Each line of the data below that carries the word "filter" needs to be copied.

[Entries supplied Boundary: Start]

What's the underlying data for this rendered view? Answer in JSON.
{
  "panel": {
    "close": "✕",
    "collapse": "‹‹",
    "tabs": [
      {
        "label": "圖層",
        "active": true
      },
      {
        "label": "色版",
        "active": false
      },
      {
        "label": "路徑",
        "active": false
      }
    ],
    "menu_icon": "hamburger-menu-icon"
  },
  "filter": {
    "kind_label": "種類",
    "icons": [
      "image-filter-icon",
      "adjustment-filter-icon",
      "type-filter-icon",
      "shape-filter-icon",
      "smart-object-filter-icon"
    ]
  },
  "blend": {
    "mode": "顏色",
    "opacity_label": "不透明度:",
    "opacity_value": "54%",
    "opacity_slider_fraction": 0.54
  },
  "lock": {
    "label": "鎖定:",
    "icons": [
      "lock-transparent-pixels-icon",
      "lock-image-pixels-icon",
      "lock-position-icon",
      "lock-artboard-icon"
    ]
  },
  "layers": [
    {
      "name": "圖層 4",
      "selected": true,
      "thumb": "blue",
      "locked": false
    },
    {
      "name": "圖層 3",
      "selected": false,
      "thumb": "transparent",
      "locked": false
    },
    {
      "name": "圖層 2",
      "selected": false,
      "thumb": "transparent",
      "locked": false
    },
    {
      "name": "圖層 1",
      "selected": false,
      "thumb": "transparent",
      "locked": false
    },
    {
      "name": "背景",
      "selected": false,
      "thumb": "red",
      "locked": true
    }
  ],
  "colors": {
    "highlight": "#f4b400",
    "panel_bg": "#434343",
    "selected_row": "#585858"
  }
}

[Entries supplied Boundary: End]

Output below
  "filter": {
      "image-filter-icon",
      "adjustment-filter-icon",
      "type-filter-icon",
      "shape-filter-icon",
      "smart-object-filter-icon"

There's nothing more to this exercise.